This delightfully crisp and refreshing wine is hand harvested in small plastic boxes. The grapes are selected and pressed. Once the must is obtained, an alcoholic fermentation process begins, which is carried out in stainless-steel vats at a temperature of 64 degrees Fahrenheit. Following the fermentation period, a racking is performed to separate the lees; it subsequently undergoes a cold stabilization, it is filtered and then finally bottled.
In their eagerness to explore, in 2014 Atlantis founders began a journey in search of the areas with the greatest potential for white wines in Spain. Raúl Acha, technical director, and Richi Arambarri, our CEO, set their sights on the north, on those DOs that stand out for their freshness, as they are strongly influenced by the Atlantic climate.

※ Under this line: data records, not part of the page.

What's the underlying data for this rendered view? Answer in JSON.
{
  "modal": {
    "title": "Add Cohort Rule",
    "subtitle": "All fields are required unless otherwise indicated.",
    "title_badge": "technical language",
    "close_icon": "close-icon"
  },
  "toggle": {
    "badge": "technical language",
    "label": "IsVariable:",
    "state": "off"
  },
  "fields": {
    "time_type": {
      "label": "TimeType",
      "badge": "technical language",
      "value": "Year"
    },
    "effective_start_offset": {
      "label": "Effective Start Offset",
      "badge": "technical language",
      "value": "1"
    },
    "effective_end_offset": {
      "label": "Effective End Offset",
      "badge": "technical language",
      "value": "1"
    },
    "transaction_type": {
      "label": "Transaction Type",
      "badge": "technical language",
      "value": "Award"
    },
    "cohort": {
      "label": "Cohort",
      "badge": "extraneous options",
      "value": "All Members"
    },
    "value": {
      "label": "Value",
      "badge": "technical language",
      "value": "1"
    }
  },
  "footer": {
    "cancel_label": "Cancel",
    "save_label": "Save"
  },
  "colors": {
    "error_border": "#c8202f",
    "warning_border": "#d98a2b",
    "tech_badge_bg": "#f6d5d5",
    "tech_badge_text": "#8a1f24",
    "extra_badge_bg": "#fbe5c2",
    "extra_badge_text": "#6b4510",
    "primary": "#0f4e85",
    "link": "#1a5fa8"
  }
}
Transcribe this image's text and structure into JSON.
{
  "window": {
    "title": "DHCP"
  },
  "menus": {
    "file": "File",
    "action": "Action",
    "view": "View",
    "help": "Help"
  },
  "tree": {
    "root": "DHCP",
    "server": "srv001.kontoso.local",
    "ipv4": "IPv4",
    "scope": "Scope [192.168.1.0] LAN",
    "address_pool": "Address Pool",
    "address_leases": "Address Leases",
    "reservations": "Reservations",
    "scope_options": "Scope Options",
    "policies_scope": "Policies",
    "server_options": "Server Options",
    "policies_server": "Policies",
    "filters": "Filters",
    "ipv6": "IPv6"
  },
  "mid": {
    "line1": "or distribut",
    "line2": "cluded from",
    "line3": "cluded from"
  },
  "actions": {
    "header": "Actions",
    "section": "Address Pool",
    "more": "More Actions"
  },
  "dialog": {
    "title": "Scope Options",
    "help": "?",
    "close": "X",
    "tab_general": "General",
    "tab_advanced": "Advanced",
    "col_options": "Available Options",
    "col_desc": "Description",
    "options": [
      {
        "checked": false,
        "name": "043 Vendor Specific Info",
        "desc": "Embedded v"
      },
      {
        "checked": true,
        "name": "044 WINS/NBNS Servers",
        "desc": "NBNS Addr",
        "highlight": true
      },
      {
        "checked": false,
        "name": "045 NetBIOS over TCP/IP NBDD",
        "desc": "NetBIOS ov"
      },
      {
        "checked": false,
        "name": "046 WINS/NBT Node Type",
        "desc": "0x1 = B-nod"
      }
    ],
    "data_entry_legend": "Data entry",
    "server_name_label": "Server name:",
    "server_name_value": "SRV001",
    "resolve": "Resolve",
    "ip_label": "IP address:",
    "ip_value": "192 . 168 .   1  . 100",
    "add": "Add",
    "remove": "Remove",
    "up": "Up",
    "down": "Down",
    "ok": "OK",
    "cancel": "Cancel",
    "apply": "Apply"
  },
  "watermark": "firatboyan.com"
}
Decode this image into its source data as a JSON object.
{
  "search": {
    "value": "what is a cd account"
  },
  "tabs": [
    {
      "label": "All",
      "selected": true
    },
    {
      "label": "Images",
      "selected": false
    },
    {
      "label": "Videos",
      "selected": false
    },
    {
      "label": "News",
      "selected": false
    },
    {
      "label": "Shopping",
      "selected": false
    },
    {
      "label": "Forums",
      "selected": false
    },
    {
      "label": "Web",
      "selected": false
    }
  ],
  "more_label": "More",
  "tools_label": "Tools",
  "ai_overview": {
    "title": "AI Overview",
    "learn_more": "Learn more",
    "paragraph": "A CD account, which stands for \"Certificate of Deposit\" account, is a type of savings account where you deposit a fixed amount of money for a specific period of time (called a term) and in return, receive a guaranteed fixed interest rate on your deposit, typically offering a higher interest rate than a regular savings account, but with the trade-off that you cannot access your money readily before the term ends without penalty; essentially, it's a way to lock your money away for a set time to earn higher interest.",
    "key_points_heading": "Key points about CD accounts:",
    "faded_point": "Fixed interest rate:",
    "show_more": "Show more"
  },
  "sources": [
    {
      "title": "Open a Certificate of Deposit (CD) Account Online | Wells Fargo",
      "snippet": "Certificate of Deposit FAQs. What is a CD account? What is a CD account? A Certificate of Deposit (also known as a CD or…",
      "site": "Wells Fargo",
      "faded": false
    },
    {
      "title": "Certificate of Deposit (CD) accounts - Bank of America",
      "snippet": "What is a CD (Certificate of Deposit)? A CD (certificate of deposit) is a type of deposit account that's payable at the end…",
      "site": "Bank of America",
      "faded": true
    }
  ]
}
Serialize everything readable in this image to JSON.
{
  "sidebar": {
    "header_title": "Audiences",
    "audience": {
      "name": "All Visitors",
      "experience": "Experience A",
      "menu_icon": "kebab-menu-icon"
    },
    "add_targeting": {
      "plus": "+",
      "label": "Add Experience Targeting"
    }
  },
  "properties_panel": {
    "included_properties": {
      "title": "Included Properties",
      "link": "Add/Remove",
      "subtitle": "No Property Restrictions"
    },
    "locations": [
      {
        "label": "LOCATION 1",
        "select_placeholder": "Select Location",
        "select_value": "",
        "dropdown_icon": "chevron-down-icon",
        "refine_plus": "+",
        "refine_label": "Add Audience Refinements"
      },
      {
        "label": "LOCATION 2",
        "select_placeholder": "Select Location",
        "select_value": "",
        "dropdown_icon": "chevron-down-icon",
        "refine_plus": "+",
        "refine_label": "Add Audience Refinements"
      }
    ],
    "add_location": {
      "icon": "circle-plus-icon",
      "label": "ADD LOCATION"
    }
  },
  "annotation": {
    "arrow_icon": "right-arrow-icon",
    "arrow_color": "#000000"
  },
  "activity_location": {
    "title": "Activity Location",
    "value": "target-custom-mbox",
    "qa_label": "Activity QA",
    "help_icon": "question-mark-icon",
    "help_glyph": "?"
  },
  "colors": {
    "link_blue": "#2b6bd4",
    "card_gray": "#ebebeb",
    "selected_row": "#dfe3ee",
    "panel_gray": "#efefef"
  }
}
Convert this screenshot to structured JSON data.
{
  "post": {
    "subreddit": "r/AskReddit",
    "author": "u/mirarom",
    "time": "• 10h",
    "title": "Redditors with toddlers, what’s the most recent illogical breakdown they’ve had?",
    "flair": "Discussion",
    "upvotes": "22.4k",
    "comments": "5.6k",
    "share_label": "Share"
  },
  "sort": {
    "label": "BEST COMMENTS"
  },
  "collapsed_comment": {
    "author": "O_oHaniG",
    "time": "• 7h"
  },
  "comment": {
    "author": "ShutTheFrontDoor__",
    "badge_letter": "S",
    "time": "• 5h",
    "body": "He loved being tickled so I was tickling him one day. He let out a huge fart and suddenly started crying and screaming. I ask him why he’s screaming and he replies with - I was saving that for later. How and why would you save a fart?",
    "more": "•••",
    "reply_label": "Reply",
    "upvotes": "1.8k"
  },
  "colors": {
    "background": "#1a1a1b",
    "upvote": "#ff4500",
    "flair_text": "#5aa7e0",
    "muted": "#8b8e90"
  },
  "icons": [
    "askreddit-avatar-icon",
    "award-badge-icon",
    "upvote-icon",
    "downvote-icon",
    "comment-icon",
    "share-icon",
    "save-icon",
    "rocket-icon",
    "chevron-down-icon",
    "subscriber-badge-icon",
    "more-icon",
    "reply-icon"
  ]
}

For the Atlantis collection, the selection included four small regions with little international projection but with extensive history and ample capacity to compete with the best white areas in the world: Rías Baixas, Ribeiro, Valdeorras and Txakoli de Álava.
Named after the rías, or estuarine inlets, that flow as far as 20 miles inland, Rías Baixas is an Atlantic coastal region with a cool and wet maritime climate. The entire region claims soil based on granite bedrock, but the inlets create five subregions of slightly different growing environments for its prized white grape, Albariño.
Val do Salnés on the west coast is said to be the birthplace of Albariño; it is the coolest and wettest of all of the regions. Having been named as the original subregion, today it has the most area under vine and largest number of wineries.
Ribeira do Ulla in the north and inland along the Ulla River is the newest to be included. It is actually the birthplace of the Padrón pepper!
Soutomaior is the smallest region and is tucked up in the hills at the end of the inlet called Ria de Vigo. Its soils are light and sandy over granite.
O Rosal and Condado do Tea are the farthest south in Rías Baixas and their vineyards actually cover the northern slopes of the Miño River, facing the Vinho Verde region in Portugal on its southern bank.
Albariño gives this region its fame and covers 90% of the area under vine. Caiño blanco, Treixadura and Loureira as well as occasionally Torrontés and Godello are permitted in small amounts in blends with Albariño. Red grapes are not very popular but Mencía, Espadeiro and Caiño Tinto are permitted and grown.
Bright and aromatic with distinctive floral and fruity characteristics, Albariño has enjoyed a surge in popularity and an increase in plantings over the last couple of decades. Thick skins allow it to withstand the humid conditions of its homeland, Rías Baixas, Spain, free of malady, and produce a weighty but fresh white. Somm Secret—Albariño claims dual citizenship in Spain and Portugal. Under the name Alvarinho, it thrives in Portugal’s northwestern Vinho Verde region, which predictably, borders part of Spain’s Rías Baixas.